Every record here must be copied exactly, except for the images it holds.
──────────
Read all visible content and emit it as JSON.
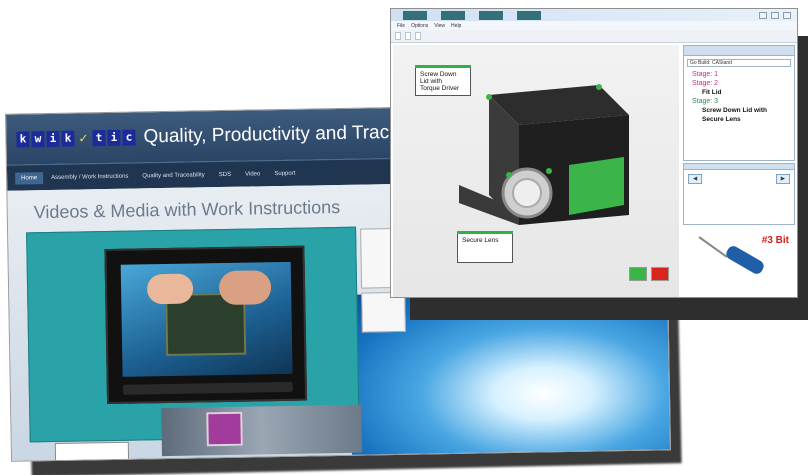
{
  "website": {
    "logo_letters_1": [
      "k",
      "w",
      "i",
      "k"
    ],
    "logo_letters_2": [
      "t",
      "i",
      "c"
    ],
    "title": "Quality, Productivity and Traceab",
    "nav": [
      "Home",
      "Assembly / Work Instructions",
      "Quality and Traceability",
      "SDS",
      "Video",
      "Support"
    ],
    "heading": "Videos & Media with Work Instructions"
  },
  "app": {
    "menu": [
      "File",
      "Options",
      "View",
      "Help"
    ],
    "callouts": {
      "screw": [
        "Screw Down",
        "Lid with",
        "Torque Driver"
      ],
      "lens": "Secure Lens"
    },
    "tree": {
      "search": "Go Build: CAStand",
      "stage1": "Stage: 1",
      "stage2": "Stage: 2",
      "stage2_items": [
        "Fit Lid"
      ],
      "stage3": "Stage: 3",
      "stage3_items": [
        "Screw Down Lid with",
        "Secure Lens"
      ]
    },
    "bit_label": "#3 Bit"
  },
  "colors": {
    "accent_green": "#3bb54a",
    "accent_red": "#d9251c",
    "stage_magenta": "#cc2b8e",
    "header_blue": "#2a4566"
  }
}
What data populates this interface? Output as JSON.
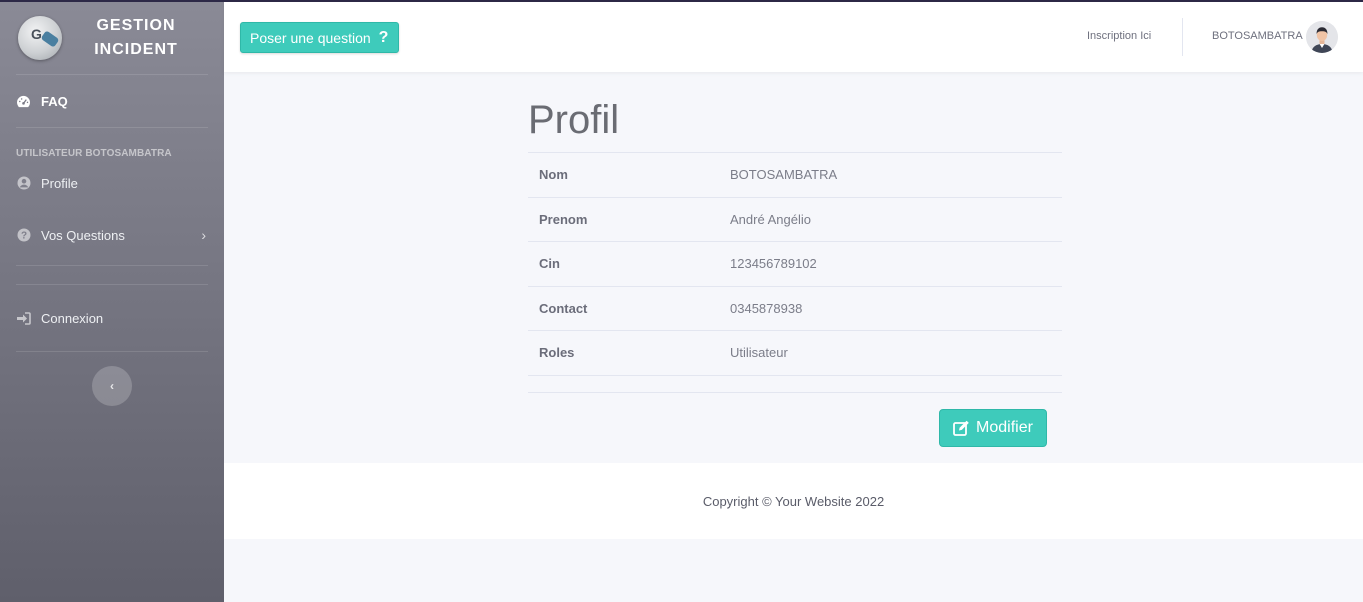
{
  "brand": {
    "name": "GESTION\nINCIDENT"
  },
  "sidebar": {
    "faq_label": "FAQ",
    "section_heading": "UTILISATEUR BOTOSAMBATRA",
    "items": [
      {
        "label": "Profile",
        "icon": "user-circle-icon"
      },
      {
        "label": "Vos Questions",
        "icon": "question-circle-icon"
      },
      {
        "label": "Connexion",
        "icon": "sign-in-icon"
      }
    ],
    "toggle_icon": "chevron-left-icon"
  },
  "topbar": {
    "ask_button": "Poser une question",
    "signup_link": "Inscription Ici",
    "user_name": "BOTOSAMBATRA"
  },
  "profile": {
    "title": "Profil",
    "rows": [
      {
        "key": "Nom",
        "value": "BOTOSAMBATRA"
      },
      {
        "key": "Prenom",
        "value": "André Angélio"
      },
      {
        "key": "Cin",
        "value": "123456789102"
      },
      {
        "key": "Contact",
        "value": "0345878938"
      },
      {
        "key": "Roles",
        "value": "Utilisateur"
      }
    ],
    "edit_button": "Modifier"
  },
  "footer": {
    "copyright": "Copyright © Your Website 2022"
  },
  "colors": {
    "accent": "#3ecbbb",
    "sidebar": "#7b7b87",
    "background": "#f6f7fb"
  }
}
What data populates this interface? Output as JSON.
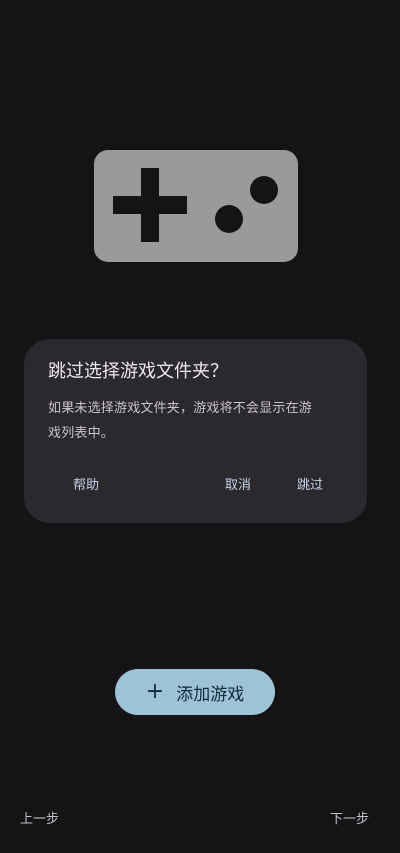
{
  "illustration": {
    "icon": "gamepad-icon",
    "color": "#9b999c"
  },
  "dialog": {
    "title": "跳过选择游戏文件夹？",
    "body_line1": "如果未选择游戏文件夹，游戏将不会显示在游",
    "body_line2": "戏列表中。",
    "help_label": "帮助",
    "cancel_label": "取消",
    "skip_label": "跳过",
    "accent": "#c7d3ea"
  },
  "add_game": {
    "icon": "plus-icon",
    "plus_glyph": "+",
    "label": "添加游戏",
    "color": "#9ec2d6"
  },
  "nav": {
    "prev_label": "上一步",
    "next_label": "下一步"
  },
  "colors": {
    "background": "#141316",
    "dialog_bg": "#2b292d"
  }
}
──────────
▸ Solution to this problem
Read all visible content and emit it as JSON.
{
  "website": {
    "logo_letters_1": [
      "k",
      "w",
      "i",
      "k"
    ],
    "logo_letters_2": [
      "t",
      "i",
      "c"
    ],
    "title": "Quality, Productivity and Traceab",
    "nav": [
      "Home",
      "Assembly / Work Instructions",
      "Quality and Traceability",
      "SDS",
      "Video",
      "Support"
    ],
    "heading": "Videos & Media with Work Instructions"
  },
  "app": {
    "menu": [
      "File",
      "Options",
      "View",
      "Help"
    ],
    "callouts": {
      "screw": [
        "Screw Down",
        "Lid with",
        "Torque Driver"
      ],
      "lens": "Secure Lens"
    },
    "tree": {
      "search": "Go Build: CAStand",
      "stage1": "Stage: 1",
      "stage2": "Stage: 2",
      "stage2_items": [
        "Fit Lid"
      ],
      "stage3": "Stage: 3",
      "stage3_items": [
        "Screw Down Lid with",
        "Secure Lens"
      ]
    },
    "bit_label": "#3 Bit"
  },
  "colors": {
    "accent_green": "#3bb54a",
    "accent_red": "#d9251c",
    "stage_magenta": "#cc2b8e",
    "header_blue": "#2a4566"
  }
}
What data populates this interface? Output as JSON.
{
  "brand": {
    "name": "GESTION\nINCIDENT"
  },
  "sidebar": {
    "faq_label": "FAQ",
    "section_heading": "UTILISATEUR BOTOSAMBATRA",
    "items": [
      {
        "label": "Profile",
        "icon": "user-circle-icon"
      },
      {
        "label": "Vos Questions",
        "icon": "question-circle-icon"
      },
      {
        "label": "Connexion",
        "icon": "sign-in-icon"
      }
    ],
    "toggle_icon": "chevron-left-icon"
  },
  "topbar": {
    "ask_button": "Poser une question",
    "signup_link": "Inscription Ici",
    "user_name": "BOTOSAMBATRA"
  },
  "profile": {
    "title": "Profil",
    "rows": [
      {
        "key": "Nom",
        "value": "BOTOSAMBATRA"
      },
      {
        "key": "Prenom",
        "value": "André Angélio"
      },
      {
        "key": "Cin",
        "value": "123456789102"
      },
      {
        "key": "Contact",
        "value": "0345878938"
      },
      {
        "key": "Roles",
        "value": "Utilisateur"
      }
    ],
    "edit_button": "Modifier"
  },
  "footer": {
    "copyright": "Copyright © Your Website 2022"
  },
  "colors": {
    "accent": "#3ecbbb",
    "sidebar": "#7b7b87",
    "background": "#f6f7fb"
  }
}
What data populates this interface? Output as JSON.
{
  "illustration": {
    "icon": "gamepad-icon",
    "color": "#9b999c"
  },
  "dialog": {
    "title": "跳过选择游戏文件夹？",
    "body_line1": "如果未选择游戏文件夹，游戏将不会显示在游",
    "body_line2": "戏列表中。",
    "help_label": "帮助",
    "cancel_label": "取消",
    "skip_label": "跳过",
    "accent": "#c7d3ea"
  },
  "add_game": {
    "icon": "plus-icon",
    "plus_glyph": "+",
    "label": "添加游戏",
    "color": "#9ec2d6"
  },
  "nav": {
    "prev_label": "上一步",
    "next_label": "下一步"
  },
  "colors": {
    "background": "#141316",
    "dialog_bg": "#2b292d"
  }
}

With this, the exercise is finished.